Hell-bent (is that an appropriate figure-of-speech?) on the path to statehood, the Palestinian Authority has recently taken two important steps to assume its place amongst the other two dozen and more Arab countries, those paragons of proper political culture.
Fatah and Hamas have agreed to delay efforts to implement the reconciliation agreement until September, Fatah official in Gaza Diab Al-Loh said.  Reconciliation committees will resume work after Eid-Al-Fitr, the three-day festival after the Muslim holy month of Ramadan at the end of August, the Fatah official said in a statement.
Why rush, we may ask  It''s always more fun killing each other, I guess, or is the problem that the Hamas is too busy killing Israelis to be reconciled with the Fatah?  Or maybe they are afraid that Fatah would request of them not to foil the bid for statehood and stop rocketing Israeli civilian population centers?  
And, of course, there’s no time like after-the-holidays time here in the region.
Following up on that move of no reconciliation, we are informed that there will be little democracy happening on the ground.  That statehood element is to be on hold as well:
Abbas postpones local elections in West Bank
President Mahmoud Abbas issued a decree on Monday postponing local West Bank elections scheduled for October 22. The presidential decree postpones elections "until appropriate circumstances" exist, the statement said, and gives time "to provide the Central Elections Commission with the opportunity to continue preparations for holding elections in all Palestinian districts."  The postponement will also provide the "appropriate environment" for efforts to end "division and reaching reconciliation and national unity," the decree said.  Local elections were last postponed in July 2011 to give more time to a reconciliation agreement between rival parties Hamas -- which rules the Gaza Strip and refuses elections until the electoral commission is reformed -- and Fatah in the West Bank, signed in May.
I see they are really preparing themselves for full Arab statehood: no freedom of the press, human rights abuses, lack of adequate judicial transparency, donor funds embezzlement and now no elections.
Great going there, Pals.
P.S. And I just can’t wait to see on NBC will be reporting on developments like these.
It seems that
Al Jazeera English star joins NBC News
Ayman Mohyeldin, the Al-Jazeera English correspondent who became the face of that channel’s widely lauded coverage of the Arab Spring, has take a job as a foreign correspondent at NBC News...another sign of Al-Jazeera English’s growing acceptance by the American establishment...Mohyeldin, who was born in Cairo and grew up in the U.S. and Jordan, will be based in the Middle East.
Besides that connection to the “East Bank”, formally known as the Hashemite Kingdom of Jordan, founded by that illustrious Saudi Arabian refugee family that needed to flee the Arabian Peninsula in the early 1920s, is he properly professional enough for this corner of the Middle East?
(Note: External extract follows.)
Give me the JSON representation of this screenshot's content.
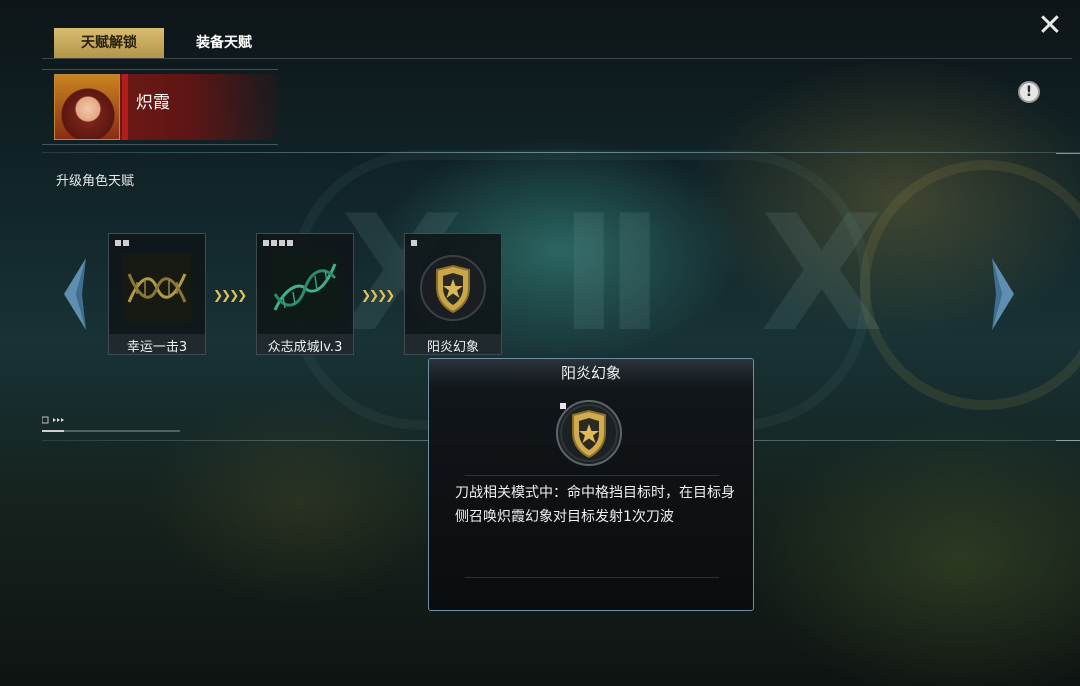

As for a sneak takeover of a mainstream media outlet by Al-Jazeera, well, I guess it’s a case of when “main goes insane”?